1952 Naturalization Act should not determine immigration policies today

Erin Downey

In Nov. 2014, President Barack Obama announced a series of executive actions to crack down on illegal immigration at the border. 

These actions included deporting felons instead of families and requiring certain undocumented immigrants to pass a criminal background check and pay taxes in order to stay in the U.S. without fear of deportation.

The plan was presented to the Federal Appeals court in New Orleans which shut down the plan under the justification that the president was overstepping his executive boundaries. 

According to KUT, the court ruled that the Naturalization Act of 1952, which outlines when an immigrant can remain in the country, says the president, “cannot unilaterally change that, even if Congress refuses to enact new immigration laws.”

However, Judge Carolyn Dineen King included in the case that: “I have a firm and definite conviction that a mistake has been made.”

Many, including myself, agree with her. There is absolutely no harm in granting citizenship whether it be temporary or in some cases, permanent to immigrants. 

The only immigrants who cause harm to the United States’ national security are criminals, and Obama has vowed to take actions to deport the violent offenders.

Obama deserves recognition for an intelligent political plan to help working families who have come to America for economic prosperity. 

It is not 1952 anymore and we are not in the midst of a Cold War. It is inaccurate that the court ruled that the president was out of reach of his jurisdiction when the act itself denies immigrants who are unlawful, immoral or politically radical and abide to not let them in. Obama therefore, was not violating the act.

Right now in 2015, we are in no need to combat communism like we were during World War II and the Cold War. Children, families and working people should not be shipped out, as much as Donald Trump and other extremist right-wingers would like to see happen.

It is immoral and against the U.S. ideals of liberty, equality and democracy to destroy the Hispanic working families who want to reside here peacefully.

In a summary of the Naturalization Act of 1952, Wade Johnson, U.S. Immigration legislature, explained, “President Truman originally vetoed the law, deeming it discriminatory; however there was enough support in Congress for the law to pass.” This serves as evidence that the formal act itself was controversial.

It is not right to abide by this act when it is so out of place with the times today.
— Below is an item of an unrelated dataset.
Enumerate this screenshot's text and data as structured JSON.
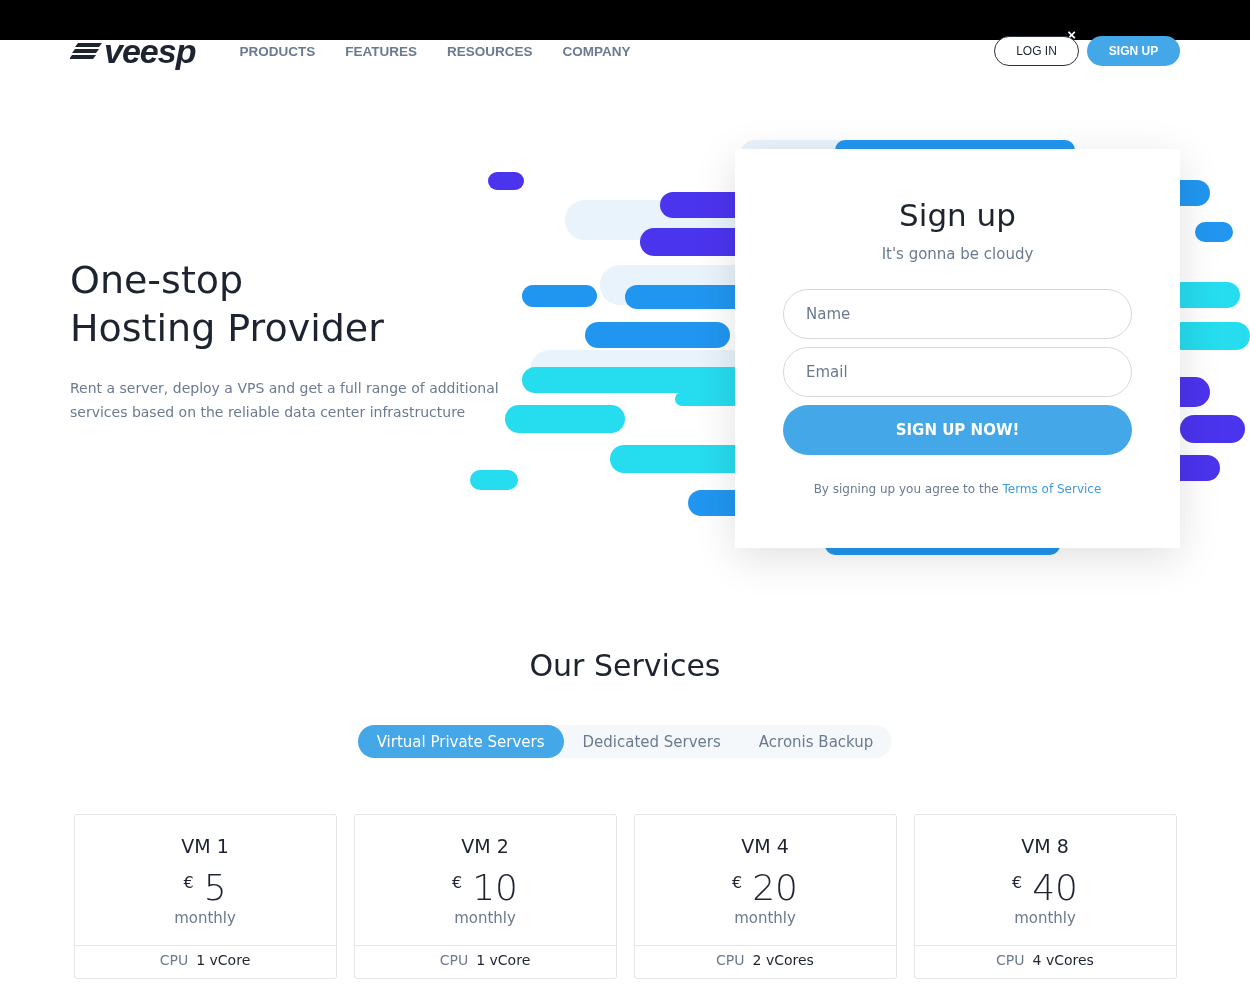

We as a developing people should reform the laws frequently to fit the time period of the world and the current issues facing people today that were nonexistent at the time the act was passed.

Obama is not letting this plan go, promising to take it to the Supreme Court, as he wholeheartedly should. This is not a debate about policy or political advancement; it is about the people.